As a very young lad, I was invited (read required) to accompany my dowager aunt on her weekly shopping pilgrimages to New York City, riding the No. 86 bus across the George Washington bridge, then enduring the noisy subway ride into the “downtown” area. As a “New Jersey country-kid” I did not look forward to these events; I was always uncomfortable when on the other side of the Hudson River, and bored stiff by long hours spent in such department stores as R.H. Macy’s, Gimbals, Altman’s and McCreary’s. My Aunt Molly was a product of a once well-to-do family living in Depression times, and her well-intentioned frugality was a source of extended-family humor. Verging on parsimony, her shopping strategy seemed to require frequent questioning of product pricing with vendors of all kinds; to my embarrassment and even horror. If there was one thing I actually enjoyed in these big-city ventures though, it was “lunch time”.
            Growing up in first the depression era and then the World War II rationing years, “eating out” was both an infrequent and penurious experience. I remember visiting a “real” restaurant only once in all those years and not fondly,(the tuxedo-clad host – to my red-faced embarrassment -  required me to put on a child’s generic necktie, which he was good enough to provide from a back room!).
            While most often our “city” lunch consisted of a toasted club sandwich served at the fountain counter of a F.W. Woolworth store, my interest always perked up when told that we might eat at a Horn & Hardart “Automat”, one of which could be found in each of several downtown locations. To a New Jersey kid, the Automat, with its long wall of enticing views of pies, cakes and fancy deserts was a dose of visual magic. All you had to do was insert nickels in the appropriate slot and voila, the glass door opened and you could claim the object of your choice to carry back to your table. No waitress. No complicated menu. No printed receipt. No tips.           Main entrees usually featured such simple and satisfying comfort foods as macaroni-and-cheese, baked beans, chicken pot pie, creamed spinach (not my first choice as I recall), and cole slaw. With a minimum of prudence, a hungry adult could have a filling meal for less than one dollar (my scrupulously nickel-conscious aunt usually managed to feed us both by “sharing”). All a patron needed was a handful of nickels, purchased if needed, from the cashier conveniently located just inside the front door. Of course what the diners never got to see was the small army of cooks and servers hidden behind the magic windows, preparing and instantly replacing each food item as its’ attractively-labeled serving niche was emptied from the customer side.
            The genius behind the whole idea was the partnership of Joseph Horn from Philadelphia and Frank Hardart of New Orleans, pioneers in the whole concept of cafeteria dining and production-line food preparation.  During the heyday of the Philadelphia and New York City operations, more than 500,000 Automat patrons were being served each day.
            In its’ prime time, the lowly nickel could buy a ride on a bus or subway, a phone call, a 12 ounce bottle of Pepsi or Nehi, a cup of coffee, a double-feature movie ticket, or . . . a pretty-darn good piece of cherry pie at a Horn & Hardart Automat.

 
Surrounded by art-deco chrome and gilding, a Horn & Hardart vending wall featured individually cooled or heated compartments accessed by nickels inserted in coin slots.

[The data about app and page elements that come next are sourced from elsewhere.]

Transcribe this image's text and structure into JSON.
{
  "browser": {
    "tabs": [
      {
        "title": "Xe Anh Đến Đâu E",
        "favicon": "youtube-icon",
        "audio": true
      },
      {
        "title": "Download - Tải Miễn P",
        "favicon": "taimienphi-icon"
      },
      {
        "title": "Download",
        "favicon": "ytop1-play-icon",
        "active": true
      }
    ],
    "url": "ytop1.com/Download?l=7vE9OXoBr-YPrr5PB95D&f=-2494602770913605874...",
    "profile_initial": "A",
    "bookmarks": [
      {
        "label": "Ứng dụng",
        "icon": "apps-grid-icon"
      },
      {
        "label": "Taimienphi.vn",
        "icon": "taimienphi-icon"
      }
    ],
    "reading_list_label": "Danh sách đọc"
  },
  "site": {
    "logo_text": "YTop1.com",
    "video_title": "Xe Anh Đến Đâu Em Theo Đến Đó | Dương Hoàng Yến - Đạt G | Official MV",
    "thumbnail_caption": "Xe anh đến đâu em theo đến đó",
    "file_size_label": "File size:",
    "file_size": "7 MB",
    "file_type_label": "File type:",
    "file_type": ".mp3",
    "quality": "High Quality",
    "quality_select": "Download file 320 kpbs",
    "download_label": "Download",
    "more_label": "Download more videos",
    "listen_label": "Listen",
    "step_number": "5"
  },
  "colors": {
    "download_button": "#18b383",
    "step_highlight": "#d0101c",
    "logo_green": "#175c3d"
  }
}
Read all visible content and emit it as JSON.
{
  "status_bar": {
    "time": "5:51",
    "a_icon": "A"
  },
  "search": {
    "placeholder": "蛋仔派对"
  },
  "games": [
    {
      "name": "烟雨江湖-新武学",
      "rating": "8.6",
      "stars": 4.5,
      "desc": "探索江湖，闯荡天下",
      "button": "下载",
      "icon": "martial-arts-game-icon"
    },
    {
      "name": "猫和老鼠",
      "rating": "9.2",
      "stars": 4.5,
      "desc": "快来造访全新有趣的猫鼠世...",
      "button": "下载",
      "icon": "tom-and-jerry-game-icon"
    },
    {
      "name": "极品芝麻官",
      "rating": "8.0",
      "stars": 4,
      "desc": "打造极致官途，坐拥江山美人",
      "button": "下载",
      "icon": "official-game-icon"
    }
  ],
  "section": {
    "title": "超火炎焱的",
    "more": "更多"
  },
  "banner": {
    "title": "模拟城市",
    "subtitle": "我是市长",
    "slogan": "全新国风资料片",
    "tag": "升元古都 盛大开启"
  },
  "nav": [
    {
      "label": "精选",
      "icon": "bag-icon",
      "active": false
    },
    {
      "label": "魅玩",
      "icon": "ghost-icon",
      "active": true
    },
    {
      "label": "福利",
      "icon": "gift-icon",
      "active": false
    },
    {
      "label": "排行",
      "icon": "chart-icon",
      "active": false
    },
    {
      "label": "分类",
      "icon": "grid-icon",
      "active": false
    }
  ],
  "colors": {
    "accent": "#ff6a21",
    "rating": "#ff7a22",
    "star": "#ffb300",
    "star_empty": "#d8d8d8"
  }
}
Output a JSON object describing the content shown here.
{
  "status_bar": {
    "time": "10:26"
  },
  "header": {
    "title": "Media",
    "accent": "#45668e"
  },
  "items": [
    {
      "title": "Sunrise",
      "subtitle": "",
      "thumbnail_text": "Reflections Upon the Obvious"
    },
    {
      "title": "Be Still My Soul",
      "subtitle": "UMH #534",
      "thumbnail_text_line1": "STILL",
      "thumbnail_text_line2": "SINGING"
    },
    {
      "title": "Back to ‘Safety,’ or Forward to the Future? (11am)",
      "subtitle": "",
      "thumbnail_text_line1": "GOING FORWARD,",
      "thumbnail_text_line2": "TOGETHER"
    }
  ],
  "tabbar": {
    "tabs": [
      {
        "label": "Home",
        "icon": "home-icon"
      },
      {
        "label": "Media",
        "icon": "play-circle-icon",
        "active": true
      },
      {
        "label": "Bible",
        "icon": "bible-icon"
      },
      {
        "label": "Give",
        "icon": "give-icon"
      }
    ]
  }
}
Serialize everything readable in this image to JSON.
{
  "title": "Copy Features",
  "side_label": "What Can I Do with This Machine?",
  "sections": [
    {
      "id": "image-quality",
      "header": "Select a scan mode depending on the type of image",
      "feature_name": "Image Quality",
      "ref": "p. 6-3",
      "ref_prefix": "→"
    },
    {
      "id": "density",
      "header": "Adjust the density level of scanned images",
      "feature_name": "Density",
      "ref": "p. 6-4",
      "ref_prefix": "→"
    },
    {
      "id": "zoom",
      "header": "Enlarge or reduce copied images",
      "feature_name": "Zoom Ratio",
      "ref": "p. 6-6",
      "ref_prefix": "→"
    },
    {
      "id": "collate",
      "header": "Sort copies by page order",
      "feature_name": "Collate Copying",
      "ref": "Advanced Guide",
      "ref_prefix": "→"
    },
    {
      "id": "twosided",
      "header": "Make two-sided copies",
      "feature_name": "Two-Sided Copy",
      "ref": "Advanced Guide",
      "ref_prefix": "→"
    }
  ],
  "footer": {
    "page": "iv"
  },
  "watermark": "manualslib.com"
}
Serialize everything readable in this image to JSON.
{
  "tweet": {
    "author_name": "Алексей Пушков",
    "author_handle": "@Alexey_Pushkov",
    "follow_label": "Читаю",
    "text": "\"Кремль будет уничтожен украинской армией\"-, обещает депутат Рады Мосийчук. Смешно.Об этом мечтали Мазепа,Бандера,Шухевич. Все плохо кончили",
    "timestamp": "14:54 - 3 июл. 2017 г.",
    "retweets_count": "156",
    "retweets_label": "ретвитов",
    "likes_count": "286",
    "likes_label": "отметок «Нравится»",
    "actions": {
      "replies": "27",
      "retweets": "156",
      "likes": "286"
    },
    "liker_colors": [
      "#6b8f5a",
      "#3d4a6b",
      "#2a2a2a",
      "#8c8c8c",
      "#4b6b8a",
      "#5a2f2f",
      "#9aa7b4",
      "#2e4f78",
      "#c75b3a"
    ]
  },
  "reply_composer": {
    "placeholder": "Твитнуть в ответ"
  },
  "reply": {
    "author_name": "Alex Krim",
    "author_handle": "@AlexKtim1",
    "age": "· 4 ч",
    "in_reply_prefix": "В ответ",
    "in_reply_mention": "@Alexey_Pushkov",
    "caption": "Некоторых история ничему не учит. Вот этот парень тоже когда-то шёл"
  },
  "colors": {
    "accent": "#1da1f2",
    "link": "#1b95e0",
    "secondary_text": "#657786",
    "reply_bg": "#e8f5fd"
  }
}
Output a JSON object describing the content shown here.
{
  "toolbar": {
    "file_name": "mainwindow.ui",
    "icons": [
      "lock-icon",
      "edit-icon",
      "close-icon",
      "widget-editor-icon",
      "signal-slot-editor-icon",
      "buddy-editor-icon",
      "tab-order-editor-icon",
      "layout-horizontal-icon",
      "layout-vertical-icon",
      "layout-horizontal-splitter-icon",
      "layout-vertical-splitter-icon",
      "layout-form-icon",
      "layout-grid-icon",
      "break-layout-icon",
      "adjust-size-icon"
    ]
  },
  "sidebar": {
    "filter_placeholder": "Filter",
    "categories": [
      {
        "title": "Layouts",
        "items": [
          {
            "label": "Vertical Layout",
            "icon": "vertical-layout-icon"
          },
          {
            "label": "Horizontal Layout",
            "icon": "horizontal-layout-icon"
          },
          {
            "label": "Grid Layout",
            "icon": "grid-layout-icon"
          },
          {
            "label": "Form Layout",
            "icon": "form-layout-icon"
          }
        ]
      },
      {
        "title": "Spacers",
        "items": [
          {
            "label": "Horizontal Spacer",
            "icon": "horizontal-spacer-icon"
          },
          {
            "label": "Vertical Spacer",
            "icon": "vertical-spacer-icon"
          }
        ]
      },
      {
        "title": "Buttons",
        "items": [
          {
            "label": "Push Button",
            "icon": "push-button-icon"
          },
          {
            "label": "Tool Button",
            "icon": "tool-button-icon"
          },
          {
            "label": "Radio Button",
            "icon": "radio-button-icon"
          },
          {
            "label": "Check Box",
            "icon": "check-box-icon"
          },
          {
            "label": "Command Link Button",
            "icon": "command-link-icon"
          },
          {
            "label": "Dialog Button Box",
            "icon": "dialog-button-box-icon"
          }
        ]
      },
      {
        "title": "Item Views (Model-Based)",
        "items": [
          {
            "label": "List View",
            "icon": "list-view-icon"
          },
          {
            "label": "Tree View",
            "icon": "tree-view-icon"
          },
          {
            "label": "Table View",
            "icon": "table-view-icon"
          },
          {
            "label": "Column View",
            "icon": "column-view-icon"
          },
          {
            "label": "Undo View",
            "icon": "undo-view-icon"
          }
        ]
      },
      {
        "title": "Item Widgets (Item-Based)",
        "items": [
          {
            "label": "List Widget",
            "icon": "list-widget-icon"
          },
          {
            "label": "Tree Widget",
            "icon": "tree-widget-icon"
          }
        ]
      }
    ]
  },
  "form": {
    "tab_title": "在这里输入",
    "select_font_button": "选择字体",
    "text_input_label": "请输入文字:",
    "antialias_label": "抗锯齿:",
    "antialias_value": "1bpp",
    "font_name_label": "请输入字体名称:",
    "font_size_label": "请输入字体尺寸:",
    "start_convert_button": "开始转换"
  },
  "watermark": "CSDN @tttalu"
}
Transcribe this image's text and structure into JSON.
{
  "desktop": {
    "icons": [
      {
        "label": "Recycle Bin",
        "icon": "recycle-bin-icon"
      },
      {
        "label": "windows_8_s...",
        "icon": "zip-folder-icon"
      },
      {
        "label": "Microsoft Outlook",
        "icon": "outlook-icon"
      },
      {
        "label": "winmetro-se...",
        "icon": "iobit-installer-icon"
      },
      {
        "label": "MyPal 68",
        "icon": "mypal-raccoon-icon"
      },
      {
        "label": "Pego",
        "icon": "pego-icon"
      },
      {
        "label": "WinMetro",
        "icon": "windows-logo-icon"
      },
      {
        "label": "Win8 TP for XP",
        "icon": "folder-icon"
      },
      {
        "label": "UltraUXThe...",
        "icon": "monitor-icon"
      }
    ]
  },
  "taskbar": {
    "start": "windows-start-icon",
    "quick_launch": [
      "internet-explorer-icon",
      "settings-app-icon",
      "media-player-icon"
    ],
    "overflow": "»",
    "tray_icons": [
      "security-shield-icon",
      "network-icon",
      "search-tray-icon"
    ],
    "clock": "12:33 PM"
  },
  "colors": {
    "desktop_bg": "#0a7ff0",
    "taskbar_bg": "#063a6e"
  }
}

1 comment:

  1. What I would give to have seen that!

    ReplyDelete